WORK INSTRUCTION:
From the records below, return every line containing the word "agent".

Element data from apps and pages
——————
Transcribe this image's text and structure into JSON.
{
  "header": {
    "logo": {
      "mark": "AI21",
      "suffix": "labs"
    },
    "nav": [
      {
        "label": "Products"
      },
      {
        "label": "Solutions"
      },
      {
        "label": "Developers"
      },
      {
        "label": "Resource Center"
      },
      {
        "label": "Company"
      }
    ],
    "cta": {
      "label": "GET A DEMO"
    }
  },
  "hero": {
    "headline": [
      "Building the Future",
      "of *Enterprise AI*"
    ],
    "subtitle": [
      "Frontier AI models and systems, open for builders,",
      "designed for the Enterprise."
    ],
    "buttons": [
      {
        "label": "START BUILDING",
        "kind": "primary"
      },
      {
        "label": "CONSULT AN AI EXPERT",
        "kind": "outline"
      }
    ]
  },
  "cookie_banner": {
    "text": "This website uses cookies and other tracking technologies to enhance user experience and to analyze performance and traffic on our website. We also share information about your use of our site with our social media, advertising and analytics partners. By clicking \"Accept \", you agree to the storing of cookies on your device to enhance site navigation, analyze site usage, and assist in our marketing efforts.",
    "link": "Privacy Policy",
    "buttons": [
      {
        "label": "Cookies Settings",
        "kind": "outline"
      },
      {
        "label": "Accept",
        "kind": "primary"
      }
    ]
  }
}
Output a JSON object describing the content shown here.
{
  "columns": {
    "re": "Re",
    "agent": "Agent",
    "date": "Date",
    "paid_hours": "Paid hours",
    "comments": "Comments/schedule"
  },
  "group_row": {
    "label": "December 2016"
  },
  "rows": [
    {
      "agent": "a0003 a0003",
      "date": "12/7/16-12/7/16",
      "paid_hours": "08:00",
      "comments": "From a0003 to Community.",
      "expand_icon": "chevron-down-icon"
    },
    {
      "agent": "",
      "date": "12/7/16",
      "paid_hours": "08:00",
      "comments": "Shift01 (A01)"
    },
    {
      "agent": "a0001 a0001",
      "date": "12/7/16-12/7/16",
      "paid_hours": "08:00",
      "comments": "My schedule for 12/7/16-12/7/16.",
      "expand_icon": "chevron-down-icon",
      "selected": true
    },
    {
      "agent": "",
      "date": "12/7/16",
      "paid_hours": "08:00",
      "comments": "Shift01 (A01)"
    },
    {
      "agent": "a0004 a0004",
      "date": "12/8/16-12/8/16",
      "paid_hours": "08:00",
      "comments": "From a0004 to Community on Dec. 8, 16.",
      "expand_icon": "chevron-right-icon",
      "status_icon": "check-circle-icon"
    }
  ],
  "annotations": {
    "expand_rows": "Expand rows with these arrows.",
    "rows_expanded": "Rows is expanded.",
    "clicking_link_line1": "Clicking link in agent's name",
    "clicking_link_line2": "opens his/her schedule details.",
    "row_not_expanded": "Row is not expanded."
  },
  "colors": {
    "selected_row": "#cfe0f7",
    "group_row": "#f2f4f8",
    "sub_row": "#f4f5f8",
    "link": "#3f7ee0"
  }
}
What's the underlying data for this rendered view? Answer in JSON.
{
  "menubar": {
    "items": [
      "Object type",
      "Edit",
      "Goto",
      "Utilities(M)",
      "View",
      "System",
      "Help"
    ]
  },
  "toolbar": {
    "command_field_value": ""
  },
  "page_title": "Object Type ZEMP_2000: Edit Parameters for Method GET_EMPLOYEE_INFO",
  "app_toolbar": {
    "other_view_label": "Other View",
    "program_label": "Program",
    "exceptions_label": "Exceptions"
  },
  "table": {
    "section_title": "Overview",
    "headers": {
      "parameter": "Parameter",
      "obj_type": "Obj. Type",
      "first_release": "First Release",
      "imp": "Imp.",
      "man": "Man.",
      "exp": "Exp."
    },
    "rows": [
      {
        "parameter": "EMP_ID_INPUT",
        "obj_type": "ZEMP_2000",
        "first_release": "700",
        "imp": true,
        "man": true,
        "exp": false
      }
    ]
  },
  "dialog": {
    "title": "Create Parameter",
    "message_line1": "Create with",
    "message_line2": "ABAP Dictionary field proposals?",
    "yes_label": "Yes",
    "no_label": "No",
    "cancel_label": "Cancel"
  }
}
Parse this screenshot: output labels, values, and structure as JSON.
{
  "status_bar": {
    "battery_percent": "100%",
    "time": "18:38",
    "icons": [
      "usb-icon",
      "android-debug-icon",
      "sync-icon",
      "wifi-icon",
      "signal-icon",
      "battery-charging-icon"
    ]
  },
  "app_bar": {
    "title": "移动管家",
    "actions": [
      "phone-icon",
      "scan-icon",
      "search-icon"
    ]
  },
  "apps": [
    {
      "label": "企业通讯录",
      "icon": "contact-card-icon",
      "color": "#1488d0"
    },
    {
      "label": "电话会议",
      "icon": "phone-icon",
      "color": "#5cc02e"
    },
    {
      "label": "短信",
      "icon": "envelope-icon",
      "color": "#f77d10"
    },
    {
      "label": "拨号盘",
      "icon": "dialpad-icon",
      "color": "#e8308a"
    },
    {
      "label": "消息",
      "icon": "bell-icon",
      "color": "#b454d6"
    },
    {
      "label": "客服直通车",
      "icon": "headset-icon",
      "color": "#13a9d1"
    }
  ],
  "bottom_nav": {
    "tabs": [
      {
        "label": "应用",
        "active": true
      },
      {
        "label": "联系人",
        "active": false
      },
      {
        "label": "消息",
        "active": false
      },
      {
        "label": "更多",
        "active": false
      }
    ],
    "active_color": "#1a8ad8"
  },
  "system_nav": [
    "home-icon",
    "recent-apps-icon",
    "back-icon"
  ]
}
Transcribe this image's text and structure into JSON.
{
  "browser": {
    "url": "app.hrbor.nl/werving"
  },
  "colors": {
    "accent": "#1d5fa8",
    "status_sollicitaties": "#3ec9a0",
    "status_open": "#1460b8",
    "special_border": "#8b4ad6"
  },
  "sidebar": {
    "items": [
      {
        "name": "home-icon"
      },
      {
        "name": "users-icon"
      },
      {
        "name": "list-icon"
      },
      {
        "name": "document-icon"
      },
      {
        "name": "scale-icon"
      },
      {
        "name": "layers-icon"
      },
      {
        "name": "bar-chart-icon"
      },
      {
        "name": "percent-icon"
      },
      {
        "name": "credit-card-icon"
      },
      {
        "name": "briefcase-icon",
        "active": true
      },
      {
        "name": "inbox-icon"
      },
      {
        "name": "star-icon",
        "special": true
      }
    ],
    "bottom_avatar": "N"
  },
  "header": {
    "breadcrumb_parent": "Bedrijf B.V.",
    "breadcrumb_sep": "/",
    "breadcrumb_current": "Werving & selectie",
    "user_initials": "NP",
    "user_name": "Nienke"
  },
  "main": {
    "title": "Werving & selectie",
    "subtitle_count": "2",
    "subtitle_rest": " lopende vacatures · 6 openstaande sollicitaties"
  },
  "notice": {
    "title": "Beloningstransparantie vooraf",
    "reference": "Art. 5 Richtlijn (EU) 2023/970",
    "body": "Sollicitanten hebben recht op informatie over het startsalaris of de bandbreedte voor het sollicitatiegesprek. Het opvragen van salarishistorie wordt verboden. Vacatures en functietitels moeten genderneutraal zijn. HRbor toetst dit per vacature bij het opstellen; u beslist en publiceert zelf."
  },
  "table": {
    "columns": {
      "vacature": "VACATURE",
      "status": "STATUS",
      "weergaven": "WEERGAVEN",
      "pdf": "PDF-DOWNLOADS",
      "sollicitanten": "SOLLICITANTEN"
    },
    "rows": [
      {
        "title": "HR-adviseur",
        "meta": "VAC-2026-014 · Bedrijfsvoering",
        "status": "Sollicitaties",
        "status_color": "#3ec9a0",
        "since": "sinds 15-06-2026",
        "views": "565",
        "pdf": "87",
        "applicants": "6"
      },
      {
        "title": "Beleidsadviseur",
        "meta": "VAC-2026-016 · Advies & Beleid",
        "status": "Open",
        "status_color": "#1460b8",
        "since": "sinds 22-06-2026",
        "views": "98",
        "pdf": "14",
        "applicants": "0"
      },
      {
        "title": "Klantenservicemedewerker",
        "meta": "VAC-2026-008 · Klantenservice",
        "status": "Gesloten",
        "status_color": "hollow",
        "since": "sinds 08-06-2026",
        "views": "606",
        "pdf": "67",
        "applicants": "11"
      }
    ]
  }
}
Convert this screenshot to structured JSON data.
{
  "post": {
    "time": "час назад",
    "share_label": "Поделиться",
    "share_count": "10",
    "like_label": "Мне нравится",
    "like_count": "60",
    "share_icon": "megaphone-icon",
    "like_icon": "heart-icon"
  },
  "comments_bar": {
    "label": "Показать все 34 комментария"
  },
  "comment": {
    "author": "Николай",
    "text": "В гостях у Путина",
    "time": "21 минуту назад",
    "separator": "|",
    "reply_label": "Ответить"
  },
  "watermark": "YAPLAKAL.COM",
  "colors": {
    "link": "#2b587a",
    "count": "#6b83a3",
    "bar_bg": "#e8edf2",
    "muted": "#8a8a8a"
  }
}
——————
RESPONSE:
    "agent": "Agent",
      "agent": "a0003 a0003",
      "agent": "",
      "agent": "a0001 a0001",
      "agent": "",
      "agent": "a0004 a0004",
    "clicking_link_line1": "Clicking link in agent's name",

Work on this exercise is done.